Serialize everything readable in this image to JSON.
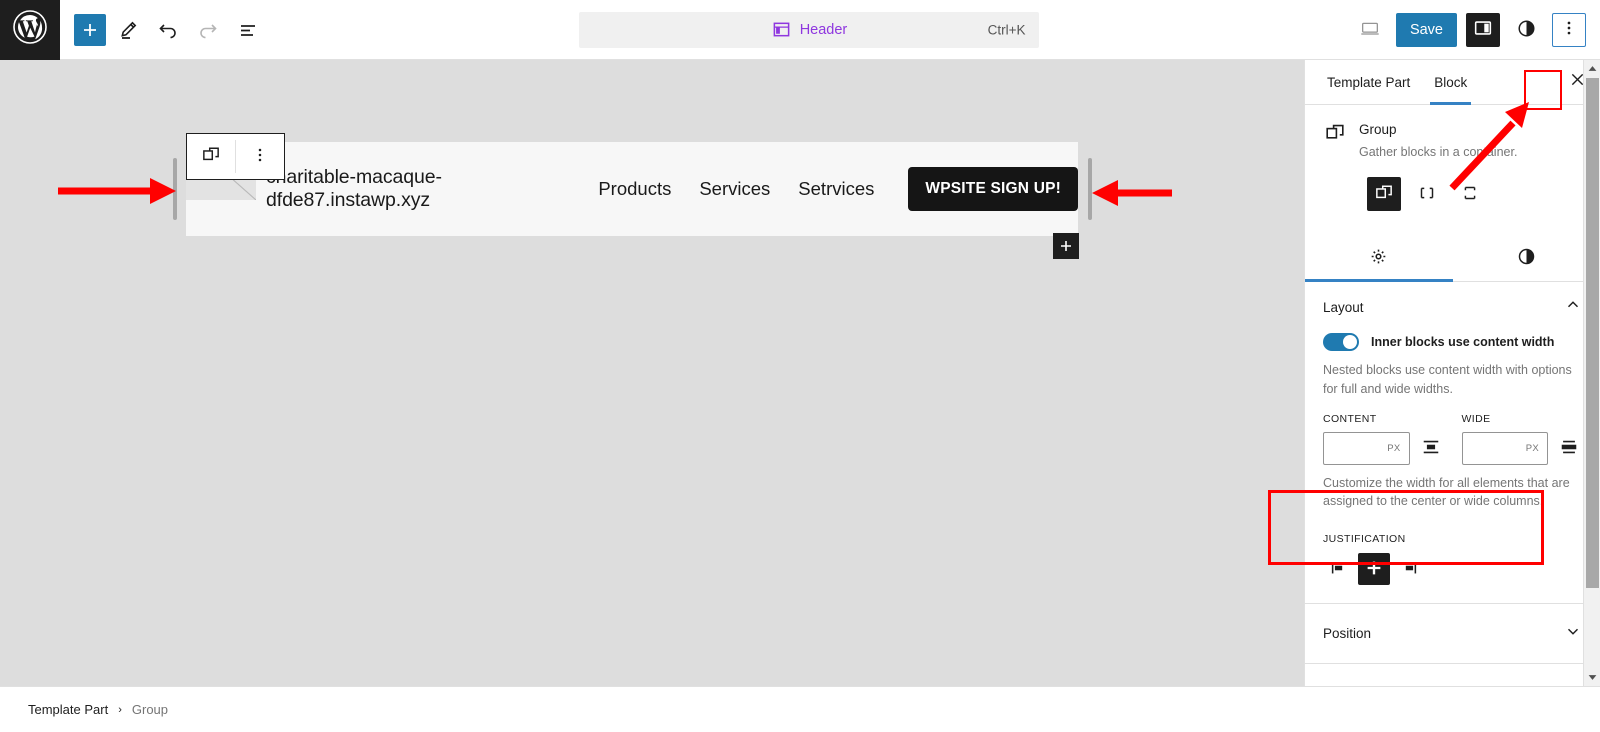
{
  "topbar": {
    "logo_icon": "wordpress-logo",
    "tools": [
      {
        "name": "add-block-button",
        "icon": "plus-icon",
        "label": "Add block"
      },
      {
        "name": "edit-tool-button",
        "icon": "pencil-icon",
        "label": "Tools"
      },
      {
        "name": "undo-button",
        "icon": "undo-icon",
        "label": "Undo"
      },
      {
        "name": "redo-button",
        "icon": "redo-icon",
        "label": "Redo"
      },
      {
        "name": "list-view-button",
        "icon": "list-view-icon",
        "label": "Document Overview"
      }
    ],
    "document_bar": {
      "icon": "template-part-icon",
      "title": "Header",
      "shortcut": "Ctrl+K"
    },
    "preview_label": "View",
    "save_label": "Save",
    "settings_toggle_label": "Settings",
    "styles_toggle_label": "Styles",
    "more_menu_label": "Options"
  },
  "canvas": {
    "block_toolbar": {
      "block_icon": "group-icon",
      "options_icon": "more-vertical-icon"
    },
    "site_logo_alt": "site-logo-placeholder",
    "site_title": "charitable-macaque-dfde87.instawp.xyz",
    "nav_links": [
      "Products",
      "Services",
      "Setrvices"
    ],
    "cta_label": "WPSITE SIGN UP!",
    "appender_label": "+"
  },
  "sidebar": {
    "tabs": [
      {
        "label": "Template Part",
        "active": false
      },
      {
        "label": "Block",
        "active": true
      }
    ],
    "close_label": "✕",
    "block": {
      "icon": "group-icon",
      "title": "Group",
      "description": "Gather blocks in a container."
    },
    "variations": [
      {
        "name": "variation-group",
        "icon": "group-icon",
        "active": true
      },
      {
        "name": "variation-row",
        "icon": "row-icon",
        "active": false
      },
      {
        "name": "variation-stack",
        "icon": "stack-icon",
        "active": false
      }
    ],
    "panel_tabs": [
      {
        "name": "settings-tab",
        "icon": "gear-icon",
        "active": true
      },
      {
        "name": "styles-tab",
        "icon": "contrast-icon",
        "active": false
      }
    ],
    "layout_panel": {
      "title": "Layout",
      "collapse_icon": "chevron-up-icon",
      "toggle_label": "Inner blocks use content width",
      "toggle_on": true,
      "help_text": "Nested blocks use content width with options for full and wide widths.",
      "content_label": "CONTENT",
      "content_value": "",
      "content_unit": "PX",
      "wide_label": "WIDE",
      "wide_value": "",
      "wide_unit": "PX",
      "width_help_text": "Customize the width for all elements that are assigned to the center or wide columns.",
      "justification_label": "JUSTIFICATION",
      "justification_options": [
        {
          "name": "justify-left-button",
          "active": false
        },
        {
          "name": "justify-center-button",
          "active": true
        },
        {
          "name": "justify-right-button",
          "active": false
        }
      ]
    },
    "position_panel": {
      "title": "Position",
      "expand_icon": "chevron-down-icon"
    }
  },
  "breadcrumb": {
    "items": [
      "Template Part",
      "Group"
    ],
    "separator": "›"
  },
  "colors": {
    "accent_blue": "#1f7ab0",
    "tab_blue": "#3582c4",
    "purple": "#8f37df",
    "annotation_red": "#ff0000",
    "dark": "#1e1e1e"
  }
}
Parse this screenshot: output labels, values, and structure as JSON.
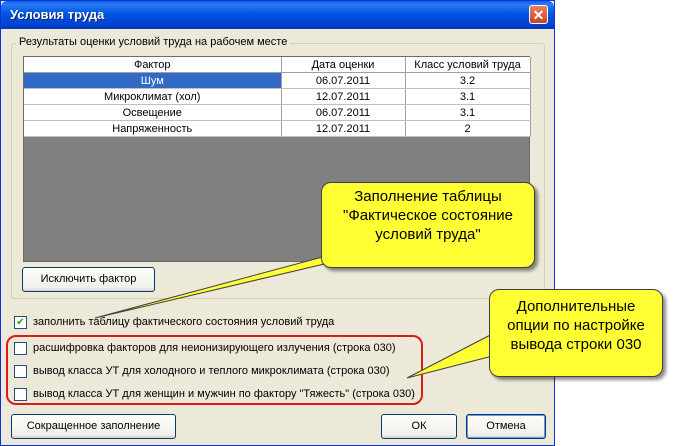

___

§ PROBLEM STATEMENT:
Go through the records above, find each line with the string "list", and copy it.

§ EXERCISE OUTPUT:
        "name": "list-view-button",
        "icon": "list-view-icon",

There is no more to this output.